• WHAT YOU SHOULD DO
The expected response is the full set of records, unchanged.

Dataset rows for apps and sites
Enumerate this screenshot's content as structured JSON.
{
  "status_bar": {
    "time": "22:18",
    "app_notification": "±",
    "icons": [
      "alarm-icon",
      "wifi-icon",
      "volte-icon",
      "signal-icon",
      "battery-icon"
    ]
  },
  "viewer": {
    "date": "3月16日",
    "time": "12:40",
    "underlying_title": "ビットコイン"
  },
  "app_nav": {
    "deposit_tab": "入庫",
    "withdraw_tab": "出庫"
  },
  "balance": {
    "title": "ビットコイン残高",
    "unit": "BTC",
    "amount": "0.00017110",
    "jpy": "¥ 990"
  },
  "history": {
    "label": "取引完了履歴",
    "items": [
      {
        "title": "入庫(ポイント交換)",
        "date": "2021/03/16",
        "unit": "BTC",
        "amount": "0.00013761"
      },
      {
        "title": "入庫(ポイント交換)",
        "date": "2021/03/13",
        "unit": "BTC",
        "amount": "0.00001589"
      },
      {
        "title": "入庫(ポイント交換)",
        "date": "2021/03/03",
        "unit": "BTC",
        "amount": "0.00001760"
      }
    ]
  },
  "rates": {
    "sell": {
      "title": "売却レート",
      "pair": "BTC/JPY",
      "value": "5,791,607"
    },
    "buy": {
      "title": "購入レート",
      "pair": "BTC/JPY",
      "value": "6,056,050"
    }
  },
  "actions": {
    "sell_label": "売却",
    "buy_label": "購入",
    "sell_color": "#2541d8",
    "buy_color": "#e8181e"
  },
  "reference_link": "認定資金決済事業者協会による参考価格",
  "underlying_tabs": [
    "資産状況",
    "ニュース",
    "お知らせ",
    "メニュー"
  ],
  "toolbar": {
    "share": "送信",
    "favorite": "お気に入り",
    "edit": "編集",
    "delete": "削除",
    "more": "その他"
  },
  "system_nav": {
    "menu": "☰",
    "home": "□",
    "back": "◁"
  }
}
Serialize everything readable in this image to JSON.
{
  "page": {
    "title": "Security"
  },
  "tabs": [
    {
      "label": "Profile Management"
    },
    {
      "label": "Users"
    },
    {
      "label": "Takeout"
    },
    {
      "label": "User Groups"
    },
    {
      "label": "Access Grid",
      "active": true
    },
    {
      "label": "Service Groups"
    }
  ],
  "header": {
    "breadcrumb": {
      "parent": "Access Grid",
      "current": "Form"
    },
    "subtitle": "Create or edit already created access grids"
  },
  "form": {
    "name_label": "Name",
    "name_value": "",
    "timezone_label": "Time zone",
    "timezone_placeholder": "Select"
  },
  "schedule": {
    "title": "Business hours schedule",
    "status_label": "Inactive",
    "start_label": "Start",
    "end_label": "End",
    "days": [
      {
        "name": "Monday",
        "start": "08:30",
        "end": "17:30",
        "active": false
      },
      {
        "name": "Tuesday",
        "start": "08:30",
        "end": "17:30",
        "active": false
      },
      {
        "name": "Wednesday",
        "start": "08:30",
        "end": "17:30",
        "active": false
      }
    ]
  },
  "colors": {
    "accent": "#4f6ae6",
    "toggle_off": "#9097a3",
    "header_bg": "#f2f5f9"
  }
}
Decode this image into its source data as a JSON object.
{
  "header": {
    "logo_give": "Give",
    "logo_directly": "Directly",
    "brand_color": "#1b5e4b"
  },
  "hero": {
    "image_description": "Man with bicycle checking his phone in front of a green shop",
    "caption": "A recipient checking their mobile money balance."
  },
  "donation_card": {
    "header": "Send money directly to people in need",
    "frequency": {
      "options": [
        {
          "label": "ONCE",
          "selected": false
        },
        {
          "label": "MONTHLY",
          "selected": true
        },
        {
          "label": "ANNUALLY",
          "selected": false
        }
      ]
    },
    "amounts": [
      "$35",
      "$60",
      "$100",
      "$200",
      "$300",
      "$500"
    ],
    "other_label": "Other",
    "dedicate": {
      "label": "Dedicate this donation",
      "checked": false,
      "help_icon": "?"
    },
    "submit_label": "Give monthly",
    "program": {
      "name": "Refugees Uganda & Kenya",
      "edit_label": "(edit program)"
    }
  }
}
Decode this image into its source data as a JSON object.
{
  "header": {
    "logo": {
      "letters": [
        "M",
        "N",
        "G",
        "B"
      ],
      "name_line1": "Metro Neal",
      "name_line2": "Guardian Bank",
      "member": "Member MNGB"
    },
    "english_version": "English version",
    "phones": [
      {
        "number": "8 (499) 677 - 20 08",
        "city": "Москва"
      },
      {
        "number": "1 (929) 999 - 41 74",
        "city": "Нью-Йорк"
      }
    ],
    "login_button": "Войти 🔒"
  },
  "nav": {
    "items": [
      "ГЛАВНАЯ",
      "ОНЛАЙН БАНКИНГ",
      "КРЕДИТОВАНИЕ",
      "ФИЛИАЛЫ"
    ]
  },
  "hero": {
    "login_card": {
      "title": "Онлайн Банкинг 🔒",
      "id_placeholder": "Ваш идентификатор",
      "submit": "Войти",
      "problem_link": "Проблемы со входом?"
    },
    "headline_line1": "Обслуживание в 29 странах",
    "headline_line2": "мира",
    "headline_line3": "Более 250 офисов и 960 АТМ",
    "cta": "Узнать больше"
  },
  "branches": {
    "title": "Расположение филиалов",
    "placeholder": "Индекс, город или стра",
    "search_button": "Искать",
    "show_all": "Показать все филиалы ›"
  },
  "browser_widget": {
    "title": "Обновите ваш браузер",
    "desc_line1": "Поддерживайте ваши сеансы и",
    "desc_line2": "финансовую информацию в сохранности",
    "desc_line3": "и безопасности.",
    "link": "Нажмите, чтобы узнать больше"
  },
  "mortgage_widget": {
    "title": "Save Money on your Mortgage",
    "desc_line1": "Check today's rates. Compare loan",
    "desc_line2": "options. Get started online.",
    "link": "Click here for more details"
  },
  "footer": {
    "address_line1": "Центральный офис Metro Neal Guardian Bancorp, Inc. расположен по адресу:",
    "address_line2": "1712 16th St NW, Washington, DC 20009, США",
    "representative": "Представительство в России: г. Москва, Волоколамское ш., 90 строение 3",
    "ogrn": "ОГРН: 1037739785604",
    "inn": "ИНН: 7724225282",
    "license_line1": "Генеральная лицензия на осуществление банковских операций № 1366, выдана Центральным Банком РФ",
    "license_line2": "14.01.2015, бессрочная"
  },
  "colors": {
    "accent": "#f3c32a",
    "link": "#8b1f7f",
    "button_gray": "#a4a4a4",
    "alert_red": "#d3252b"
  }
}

• COMPLETED TASK
Enumerate this screenshot's content as structured JSON.
{
  "status_bar": {
    "time": "22:18",
    "app_notification": "±",
    "icons": [
      "alarm-icon",
      "wifi-icon",
      "volte-icon",
      "signal-icon",
      "battery-icon"
    ]
  },
  "viewer": {
    "date": "3月16日",
    "time": "12:40",
    "underlying_title": "ビットコイン"
  },
  "app_nav": {
    "deposit_tab": "入庫",
    "withdraw_tab": "出庫"
  },
  "balance": {
    "title": "ビットコイン残高",
    "unit": "BTC",
    "amount": "0.00017110",
    "jpy": "¥ 990"
  },
  "history": {
    "label": "取引完了履歴",
    "items": [
      {
        "title": "入庫(ポイント交換)",
        "date": "2021/03/16",
        "unit": "BTC",
        "amount": "0.00013761"
      },
      {
        "title": "入庫(ポイント交換)",
        "date": "2021/03/13",
        "unit": "BTC",
        "amount": "0.00001589"
      },
      {
        "title": "入庫(ポイント交換)",
        "date": "2021/03/03",
        "unit": "BTC",
        "amount": "0.00001760"
      }
    ]
  },
  "rates": {
    "sell": {
      "title": "売却レート",
      "pair": "BTC/JPY",
      "value": "5,791,607"
    },
    "buy": {
      "title": "購入レート",
      "pair": "BTC/JPY",
      "value": "6,056,050"
    }
  },
  "actions": {
    "sell_label": "売却",
    "buy_label": "購入",
    "sell_color": "#2541d8",
    "buy_color": "#e8181e"
  },
  "reference_link": "認定資金決済事業者協会による参考価格",
  "underlying_tabs": [
    "資産状況",
    "ニュース",
    "お知らせ",
    "メニュー"
  ],
  "toolbar": {
    "share": "送信",
    "favorite": "お気に入り",
    "edit": "編集",
    "delete": "削除",
    "more": "その他"
  },
  "system_nav": {
    "menu": "☰",
    "home": "□",
    "back": "◁"
  }
}
Serialize everything readable in this image to JSON.
{
  "page": {
    "title": "Security"
  },
  "tabs": [
    {
      "label": "Profile Management"
    },
    {
      "label": "Users"
    },
    {
      "label": "Takeout"
    },
    {
      "label": "User Groups"
    },
    {
      "label": "Access Grid",
      "active": true
    },
    {
      "label": "Service Groups"
    }
  ],
  "header": {
    "breadcrumb": {
      "parent": "Access Grid",
      "current": "Form"
    },
    "subtitle": "Create or edit already created access grids"
  },
  "form": {
    "name_label": "Name",
    "name_value": "",
    "timezone_label": "Time zone",
    "timezone_placeholder": "Select"
  },
  "schedule": {
    "title": "Business hours schedule",
    "status_label": "Inactive",
    "start_label": "Start",
    "end_label": "End",
    "days": [
      {
        "name": "Monday",
        "start": "08:30",
        "end": "17:30",
        "active": false
      },
      {
        "name": "Tuesday",
        "start": "08:30",
        "end": "17:30",
        "active": false
      },
      {
        "name": "Wednesday",
        "start": "08:30",
        "end": "17:30",
        "active": false
      }
    ]
  },
  "colors": {
    "accent": "#4f6ae6",
    "toggle_off": "#9097a3",
    "header_bg": "#f2f5f9"
  }
}
Decode this image into its source data as a JSON object.
{
  "header": {
    "logo_give": "Give",
    "logo_directly": "Directly",
    "brand_color": "#1b5e4b"
  },
  "hero": {
    "image_description": "Man with bicycle checking his phone in front of a green shop",
    "caption": "A recipient checking their mobile money balance."
  },
  "donation_card": {
    "header": "Send money directly to people in need",
    "frequency": {
      "options": [
        {
          "label": "ONCE",
          "selected": false
        },
        {
          "label": "MONTHLY",
          "selected": true
        },
        {
          "label": "ANNUALLY",
          "selected": false
        }
      ]
    },
    "amounts": [
      "$35",
      "$60",
      "$100",
      "$200",
      "$300",
      "$500"
    ],
    "other_label": "Other",
    "dedicate": {
      "label": "Dedicate this donation",
      "checked": false,
      "help_icon": "?"
    },
    "submit_label": "Give monthly",
    "program": {
      "name": "Refugees Uganda & Kenya",
      "edit_label": "(edit program)"
    }
  }
}
Decode this image into its source data as a JSON object.
{
  "header": {
    "logo": {
      "letters": [
        "M",
        "N",
        "G",
        "B"
      ],
      "name_line1": "Metro Neal",
      "name_line2": "Guardian Bank",
      "member": "Member MNGB"
    },
    "english_version": "English version",
    "phones": [
      {
        "number": "8 (499) 677 - 20 08",
        "city": "Москва"
      },
      {
        "number": "1 (929) 999 - 41 74",
        "city": "Нью-Йорк"
      }
    ],
    "login_button": "Войти 🔒"
  },
  "nav": {
    "items": [
      "ГЛАВНАЯ",
      "ОНЛАЙН БАНКИНГ",
      "КРЕДИТОВАНИЕ",
      "ФИЛИАЛЫ"
    ]
  },
  "hero": {
    "login_card": {
      "title": "Онлайн Банкинг 🔒",
      "id_placeholder": "Ваш идентификатор",
      "submit": "Войти",
      "problem_link": "Проблемы со входом?"
    },
    "headline_line1": "Обслуживание в 29 странах",
    "headline_line2": "мира",
    "headline_line3": "Более 250 офисов и 960 АТМ",
    "cta": "Узнать больше"
  },
  "branches": {
    "title": "Расположение филиалов",
    "placeholder": "Индекс, город или стра",
    "search_button": "Искать",
    "show_all": "Показать все филиалы ›"
  },
  "browser_widget": {
    "title": "Обновите ваш браузер",
    "desc_line1": "Поддерживайте ваши сеансы и",
    "desc_line2": "финансовую информацию в сохранности",
    "desc_line3": "и безопасности.",
    "link": "Нажмите, чтобы узнать больше"
  },
  "mortgage_widget": {
    "title": "Save Money on your Mortgage",
    "desc_line1": "Check today's rates. Compare loan",
    "desc_line2": "options. Get started online.",
    "link": "Click here for more details"
  },
  "footer": {
    "address_line1": "Центральный офис Metro Neal Guardian Bancorp, Inc. расположен по адресу:",
    "address_line2": "1712 16th St NW, Washington, DC 20009, США",
    "representative": "Представительство в России: г. Москва, Волоколамское ш., 90 строение 3",
    "ogrn": "ОГРН: 1037739785604",
    "inn": "ИНН: 7724225282",
    "license_line1": "Генеральная лицензия на осуществление банковских операций № 1366, выдана Центральным Банком РФ",
    "license_line2": "14.01.2015, бессрочная"
  },
  "colors": {
    "accent": "#f3c32a",
    "link": "#8b1f7f",
    "button_gray": "#a4a4a4",
    "alert_red": "#d3252b"
  }
}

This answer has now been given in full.